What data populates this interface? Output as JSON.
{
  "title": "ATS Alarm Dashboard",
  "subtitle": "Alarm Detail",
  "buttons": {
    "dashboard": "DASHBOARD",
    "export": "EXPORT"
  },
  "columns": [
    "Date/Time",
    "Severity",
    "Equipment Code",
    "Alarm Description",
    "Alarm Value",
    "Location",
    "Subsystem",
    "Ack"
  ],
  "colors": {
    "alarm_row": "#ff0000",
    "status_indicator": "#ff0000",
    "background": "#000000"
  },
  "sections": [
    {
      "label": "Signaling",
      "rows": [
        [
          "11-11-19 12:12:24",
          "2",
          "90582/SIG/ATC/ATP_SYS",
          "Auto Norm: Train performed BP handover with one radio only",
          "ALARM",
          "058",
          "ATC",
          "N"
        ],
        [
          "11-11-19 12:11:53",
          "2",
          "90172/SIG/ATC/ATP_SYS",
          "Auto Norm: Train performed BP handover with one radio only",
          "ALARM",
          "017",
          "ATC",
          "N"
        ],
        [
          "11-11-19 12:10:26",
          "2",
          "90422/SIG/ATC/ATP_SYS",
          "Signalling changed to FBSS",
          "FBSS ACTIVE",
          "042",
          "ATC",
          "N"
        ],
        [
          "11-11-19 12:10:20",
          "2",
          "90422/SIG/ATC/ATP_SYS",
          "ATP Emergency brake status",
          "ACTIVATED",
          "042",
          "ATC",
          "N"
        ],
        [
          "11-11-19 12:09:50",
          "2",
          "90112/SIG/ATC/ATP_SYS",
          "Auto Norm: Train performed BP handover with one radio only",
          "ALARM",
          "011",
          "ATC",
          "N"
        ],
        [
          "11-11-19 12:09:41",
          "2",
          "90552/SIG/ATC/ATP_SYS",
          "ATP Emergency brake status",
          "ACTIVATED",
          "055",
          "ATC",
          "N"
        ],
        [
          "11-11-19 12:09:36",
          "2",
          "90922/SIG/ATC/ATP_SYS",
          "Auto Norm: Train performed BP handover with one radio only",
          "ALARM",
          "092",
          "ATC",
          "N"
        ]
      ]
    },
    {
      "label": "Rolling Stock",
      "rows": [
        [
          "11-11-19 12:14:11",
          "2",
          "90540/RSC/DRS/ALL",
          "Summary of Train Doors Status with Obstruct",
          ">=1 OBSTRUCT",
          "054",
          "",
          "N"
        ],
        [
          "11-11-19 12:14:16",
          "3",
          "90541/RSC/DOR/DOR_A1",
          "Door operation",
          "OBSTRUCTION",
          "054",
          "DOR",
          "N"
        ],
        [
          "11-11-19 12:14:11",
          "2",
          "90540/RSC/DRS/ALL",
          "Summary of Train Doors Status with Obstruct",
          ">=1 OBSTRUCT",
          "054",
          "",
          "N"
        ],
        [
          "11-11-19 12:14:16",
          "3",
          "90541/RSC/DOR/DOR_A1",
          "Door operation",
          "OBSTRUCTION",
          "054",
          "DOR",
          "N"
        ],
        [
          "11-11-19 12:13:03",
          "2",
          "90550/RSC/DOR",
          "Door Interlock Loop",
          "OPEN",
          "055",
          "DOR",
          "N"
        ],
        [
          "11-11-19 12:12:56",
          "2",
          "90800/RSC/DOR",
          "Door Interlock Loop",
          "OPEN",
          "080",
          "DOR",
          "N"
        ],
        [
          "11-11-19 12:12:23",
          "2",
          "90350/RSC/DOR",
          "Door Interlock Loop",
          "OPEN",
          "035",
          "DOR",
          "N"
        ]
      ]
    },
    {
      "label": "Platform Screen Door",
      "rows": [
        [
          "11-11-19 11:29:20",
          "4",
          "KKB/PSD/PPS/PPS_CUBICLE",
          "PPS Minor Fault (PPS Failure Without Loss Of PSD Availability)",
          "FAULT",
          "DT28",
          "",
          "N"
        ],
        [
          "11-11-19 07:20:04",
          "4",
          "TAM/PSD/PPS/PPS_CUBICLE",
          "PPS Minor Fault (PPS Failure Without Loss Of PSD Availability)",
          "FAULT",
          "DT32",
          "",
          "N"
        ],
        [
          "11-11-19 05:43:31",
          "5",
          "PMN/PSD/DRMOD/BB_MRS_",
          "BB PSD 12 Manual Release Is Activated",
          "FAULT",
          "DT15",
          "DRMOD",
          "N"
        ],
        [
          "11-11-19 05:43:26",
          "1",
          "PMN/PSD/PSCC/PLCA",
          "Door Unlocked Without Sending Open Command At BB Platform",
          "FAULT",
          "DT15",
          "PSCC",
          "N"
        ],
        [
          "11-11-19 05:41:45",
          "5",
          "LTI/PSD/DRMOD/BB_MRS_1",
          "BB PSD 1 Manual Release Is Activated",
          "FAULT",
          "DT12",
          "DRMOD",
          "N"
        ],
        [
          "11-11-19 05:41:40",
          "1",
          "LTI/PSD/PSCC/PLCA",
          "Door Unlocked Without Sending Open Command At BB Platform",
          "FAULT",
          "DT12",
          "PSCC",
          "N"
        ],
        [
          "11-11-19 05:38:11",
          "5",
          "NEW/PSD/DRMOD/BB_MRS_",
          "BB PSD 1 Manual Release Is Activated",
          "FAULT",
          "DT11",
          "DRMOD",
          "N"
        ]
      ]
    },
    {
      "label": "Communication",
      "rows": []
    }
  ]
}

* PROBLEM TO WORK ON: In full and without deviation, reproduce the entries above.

* WORKED SOLUTION:
What data populates this interface? Output as JSON.
{
  "title": "ATS Alarm Dashboard",
  "subtitle": "Alarm Detail",
  "buttons": {
    "dashboard": "DASHBOARD",
    "export": "EXPORT"
  },
  "columns": [
    "Date/Time",
    "Severity",
    "Equipment Code",
    "Alarm Description",
    "Alarm Value",
    "Location",
    "Subsystem",
    "Ack"
  ],
  "colors": {
    "alarm_row": "#ff0000",
    "status_indicator": "#ff0000",
    "background": "#000000"
  },
  "sections": [
    {
      "label": "Signaling",
      "rows": [
        [
          "11-11-19 12:12:24",
          "2",
          "90582/SIG/ATC/ATP_SYS",
          "Auto Norm: Train performed BP handover with one radio only",
          "ALARM",
          "058",
          "ATC",
          "N"
        ],
        [
          "11-11-19 12:11:53",
          "2",
          "90172/SIG/ATC/ATP_SYS",
          "Auto Norm: Train performed BP handover with one radio only",
          "ALARM",
          "017",
          "ATC",
          "N"
        ],
        [
          "11-11-19 12:10:26",
          "2",
          "90422/SIG/ATC/ATP_SYS",
          "Signalling changed to FBSS",
          "FBSS ACTIVE",
          "042",
          "ATC",
          "N"
        ],
        [
          "11-11-19 12:10:20",
          "2",
          "90422/SIG/ATC/ATP_SYS",
          "ATP Emergency brake status",
          "ACTIVATED",
          "042",
          "ATC",
          "N"
        ],
        [
          "11-11-19 12:09:50",
          "2",
          "90112/SIG/ATC/ATP_SYS",
          "Auto Norm: Train performed BP handover with one radio only",
          "ALARM",
          "011",
          "ATC",
          "N"
        ],
        [
          "11-11-19 12:09:41",
          "2",
          "90552/SIG/ATC/ATP_SYS",
          "ATP Emergency brake status",
          "ACTIVATED",
          "055",
          "ATC",
          "N"
        ],
        [
          "11-11-19 12:09:36",
          "2",
          "90922/SIG/ATC/ATP_SYS",
          "Auto Norm: Train performed BP handover with one radio only",
          "ALARM",
          "092",
          "ATC",
          "N"
        ]
      ]
    },
    {
      "label": "Rolling Stock",
      "rows": [
        [
          "11-11-19 12:14:11",
          "2",
          "90540/RSC/DRS/ALL",
          "Summary of Train Doors Status with Obstruct",
          ">=1 OBSTRUCT",
          "054",
          "",
          "N"
        ],
        [
          "11-11-19 12:14:16",
          "3",
          "90541/RSC/DOR/DOR_A1",
          "Door operation",
          "OBSTRUCTION",
          "054",
          "DOR",
          "N"
        ],
        [
          "11-11-19 12:14:11",
          "2",
          "90540/RSC/DRS/ALL",
          "Summary of Train Doors Status with Obstruct",
          ">=1 OBSTRUCT",
          "054",
          "",
          "N"
        ],
        [
          "11-11-19 12:14:16",
          "3",
          "90541/RSC/DOR/DOR_A1",
          "Door operation",
          "OBSTRUCTION",
          "054",
          "DOR",
          "N"
        ],
        [
          "11-11-19 12:13:03",
          "2",
          "90550/RSC/DOR",
          "Door Interlock Loop",
          "OPEN",
          "055",
          "DOR",
          "N"
        ],
        [
          "11-11-19 12:12:56",
          "2",
          "90800/RSC/DOR",
          "Door Interlock Loop",
          "OPEN",
          "080",
          "DOR",
          "N"
        ],
        [
          "11-11-19 12:12:23",
          "2",
          "90350/RSC/DOR",
          "Door Interlock Loop",
          "OPEN",
          "035",
          "DOR",
          "N"
        ]
      ]
    },
    {
      "label": "Platform Screen Door",
      "rows": [
        [
          "11-11-19 11:29:20",
          "4",
          "KKB/PSD/PPS/PPS_CUBICLE",
          "PPS Minor Fault (PPS Failure Without Loss Of PSD Availability)",
          "FAULT",
          "DT28",
          "",
          "N"
        ],
        [
          "11-11-19 07:20:04",
          "4",
          "TAM/PSD/PPS/PPS_CUBICLE",
          "PPS Minor Fault (PPS Failure Without Loss Of PSD Availability)",
          "FAULT",
          "DT32",
          "",
          "N"
        ],
        [
          "11-11-19 05:43:31",
          "5",
          "PMN/PSD/DRMOD/BB_MRS_",
          "BB PSD 12 Manual Release Is Activated",
          "FAULT",
          "DT15",
          "DRMOD",
          "N"
        ],
        [
          "11-11-19 05:43:26",
          "1",
          "PMN/PSD/PSCC/PLCA",
          "Door Unlocked Without Sending Open Command At BB Platform",
          "FAULT",
          "DT15",
          "PSCC",
          "N"
        ],
        [
          "11-11-19 05:41:45",
          "5",
          "LTI/PSD/DRMOD/BB_MRS_1",
          "BB PSD 1 Manual Release Is Activated",
          "FAULT",
          "DT12",
          "DRMOD",
          "N"
        ],
        [
          "11-11-19 05:41:40",
          "1",
          "LTI/PSD/PSCC/PLCA",
          "Door Unlocked Without Sending Open Command At BB Platform",
          "FAULT",
          "DT12",
          "PSCC",
          "N"
        ],
        [
          "11-11-19 05:38:11",
          "5",
          "NEW/PSD/DRMOD/BB_MRS_",
          "BB PSD 1 Manual Release Is Activated",
          "FAULT",
          "DT11",
          "DRMOD",
          "N"
        ]
      ]
    },
    {
      "label": "Communication",
      "rows": []
    }
  ]
}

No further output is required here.